◆ LISTED ENTRIES
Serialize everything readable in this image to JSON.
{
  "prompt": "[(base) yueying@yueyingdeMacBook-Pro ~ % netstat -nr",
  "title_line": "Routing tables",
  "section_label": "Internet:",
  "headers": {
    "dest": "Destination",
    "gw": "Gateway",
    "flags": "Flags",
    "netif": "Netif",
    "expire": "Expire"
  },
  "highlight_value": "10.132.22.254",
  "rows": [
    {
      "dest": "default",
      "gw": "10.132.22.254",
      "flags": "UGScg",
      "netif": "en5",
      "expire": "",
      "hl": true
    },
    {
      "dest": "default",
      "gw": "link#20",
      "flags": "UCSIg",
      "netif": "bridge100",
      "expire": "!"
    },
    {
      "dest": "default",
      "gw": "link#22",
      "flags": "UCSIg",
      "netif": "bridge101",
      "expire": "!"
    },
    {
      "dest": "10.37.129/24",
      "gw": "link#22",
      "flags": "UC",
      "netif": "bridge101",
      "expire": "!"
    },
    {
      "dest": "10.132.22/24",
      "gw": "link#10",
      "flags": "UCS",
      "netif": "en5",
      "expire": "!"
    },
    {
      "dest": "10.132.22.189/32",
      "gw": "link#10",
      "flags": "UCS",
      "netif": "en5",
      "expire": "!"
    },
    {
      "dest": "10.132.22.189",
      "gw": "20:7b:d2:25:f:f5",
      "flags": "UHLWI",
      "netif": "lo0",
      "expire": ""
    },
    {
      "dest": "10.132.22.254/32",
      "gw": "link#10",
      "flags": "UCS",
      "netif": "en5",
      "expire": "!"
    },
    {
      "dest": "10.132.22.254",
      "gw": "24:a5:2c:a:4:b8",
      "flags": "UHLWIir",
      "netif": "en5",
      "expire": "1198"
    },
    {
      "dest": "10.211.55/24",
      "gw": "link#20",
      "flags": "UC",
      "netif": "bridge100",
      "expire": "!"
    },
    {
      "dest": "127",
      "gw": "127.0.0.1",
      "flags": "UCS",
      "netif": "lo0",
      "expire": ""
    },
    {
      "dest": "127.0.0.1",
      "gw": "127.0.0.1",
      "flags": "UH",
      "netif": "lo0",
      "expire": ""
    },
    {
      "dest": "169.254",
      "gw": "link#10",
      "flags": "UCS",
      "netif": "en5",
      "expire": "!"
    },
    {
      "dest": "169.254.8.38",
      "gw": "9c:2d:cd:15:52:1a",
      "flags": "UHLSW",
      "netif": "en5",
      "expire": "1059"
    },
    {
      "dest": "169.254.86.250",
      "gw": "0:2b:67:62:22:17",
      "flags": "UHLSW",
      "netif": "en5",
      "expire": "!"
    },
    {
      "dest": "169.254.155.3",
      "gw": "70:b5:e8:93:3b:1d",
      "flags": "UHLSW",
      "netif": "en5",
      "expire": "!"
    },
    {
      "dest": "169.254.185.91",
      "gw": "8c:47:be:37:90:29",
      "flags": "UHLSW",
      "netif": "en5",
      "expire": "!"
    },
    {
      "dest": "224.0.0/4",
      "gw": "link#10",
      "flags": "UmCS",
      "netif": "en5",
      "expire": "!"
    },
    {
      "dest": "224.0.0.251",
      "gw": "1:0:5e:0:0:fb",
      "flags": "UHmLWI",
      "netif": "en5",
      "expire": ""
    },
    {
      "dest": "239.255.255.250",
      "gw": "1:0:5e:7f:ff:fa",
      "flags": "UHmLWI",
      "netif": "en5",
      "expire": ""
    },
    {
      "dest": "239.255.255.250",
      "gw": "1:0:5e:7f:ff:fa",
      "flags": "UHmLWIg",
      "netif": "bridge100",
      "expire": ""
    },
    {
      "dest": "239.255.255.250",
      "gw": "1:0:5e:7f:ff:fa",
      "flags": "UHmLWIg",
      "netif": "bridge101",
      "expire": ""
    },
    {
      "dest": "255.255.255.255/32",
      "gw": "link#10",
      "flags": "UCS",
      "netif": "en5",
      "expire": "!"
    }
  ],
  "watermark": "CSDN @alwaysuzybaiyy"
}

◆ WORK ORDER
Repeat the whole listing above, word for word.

◆ RESULT BELOW
Serialize everything readable in this image to JSON.
{
  "prompt": "[(base) yueying@yueyingdeMacBook-Pro ~ % netstat -nr",
  "title_line": "Routing tables",
  "section_label": "Internet:",
  "headers": {
    "dest": "Destination",
    "gw": "Gateway",
    "flags": "Flags",
    "netif": "Netif",
    "expire": "Expire"
  },
  "highlight_value": "10.132.22.254",
  "rows": [
    {
      "dest": "default",
      "gw": "10.132.22.254",
      "flags": "UGScg",
      "netif": "en5",
      "expire": "",
      "hl": true
    },
    {
      "dest": "default",
      "gw": "link#20",
      "flags": "UCSIg",
      "netif": "bridge100",
      "expire": "!"
    },
    {
      "dest": "default",
      "gw": "link#22",
      "flags": "UCSIg",
      "netif": "bridge101",
      "expire": "!"
    },
    {
      "dest": "10.37.129/24",
      "gw": "link#22",
      "flags": "UC",
      "netif": "bridge101",
      "expire": "!"
    },
    {
      "dest": "10.132.22/24",
      "gw": "link#10",
      "flags": "UCS",
      "netif": "en5",
      "expire": "!"
    },
    {
      "dest": "10.132.22.189/32",
      "gw": "link#10",
      "flags": "UCS",
      "netif": "en5",
      "expire": "!"
    },
    {
      "dest": "10.132.22.189",
      "gw": "20:7b:d2:25:f:f5",
      "flags": "UHLWI",
      "netif": "lo0",
      "expire": ""
    },
    {
      "dest": "10.132.22.254/32",
      "gw": "link#10",
      "flags": "UCS",
      "netif": "en5",
      "expire": "!"
    },
    {
      "dest": "10.132.22.254",
      "gw": "24:a5:2c:a:4:b8",
      "flags": "UHLWIir",
      "netif": "en5",
      "expire": "1198"
    },
    {
      "dest": "10.211.55/24",
      "gw": "link#20",
      "flags": "UC",
      "netif": "bridge100",
      "expire": "!"
    },
    {
      "dest": "127",
      "gw": "127.0.0.1",
      "flags": "UCS",
      "netif": "lo0",
      "expire": ""
    },
    {
      "dest": "127.0.0.1",
      "gw": "127.0.0.1",
      "flags": "UH",
      "netif": "lo0",
      "expire": ""
    },
    {
      "dest": "169.254",
      "gw": "link#10",
      "flags": "UCS",
      "netif": "en5",
      "expire": "!"
    },
    {
      "dest": "169.254.8.38",
      "gw": "9c:2d:cd:15:52:1a",
      "flags": "UHLSW",
      "netif": "en5",
      "expire": "1059"
    },
    {
      "dest": "169.254.86.250",
      "gw": "0:2b:67:62:22:17",
      "flags": "UHLSW",
      "netif": "en5",
      "expire": "!"
    },
    {
      "dest": "169.254.155.3",
      "gw": "70:b5:e8:93:3b:1d",
      "flags": "UHLSW",
      "netif": "en5",
      "expire": "!"
    },
    {
      "dest": "169.254.185.91",
      "gw": "8c:47:be:37:90:29",
      "flags": "UHLSW",
      "netif": "en5",
      "expire": "!"
    },
    {
      "dest": "224.0.0/4",
      "gw": "link#10",
      "flags": "UmCS",
      "netif": "en5",
      "expire": "!"
    },
    {
      "dest": "224.0.0.251",
      "gw": "1:0:5e:0:0:fb",
      "flags": "UHmLWI",
      "netif": "en5",
      "expire": ""
    },
    {
      "dest": "239.255.255.250",
      "gw": "1:0:5e:7f:ff:fa",
      "flags": "UHmLWI",
      "netif": "en5",
      "expire": ""
    },
    {
      "dest": "239.255.255.250",
      "gw": "1:0:5e:7f:ff:fa",
      "flags": "UHmLWIg",
      "netif": "bridge100",
      "expire": ""
    },
    {
      "dest": "239.255.255.250",
      "gw": "1:0:5e:7f:ff:fa",
      "flags": "UHmLWIg",
      "netif": "bridge101",
      "expire": ""
    },
    {
      "dest": "255.255.255.255/32",
      "gw": "link#10",
      "flags": "UCS",
      "netif": "en5",
      "expire": "!"
    }
  ],
  "watermark": "CSDN @alwaysuzybaiyy"
}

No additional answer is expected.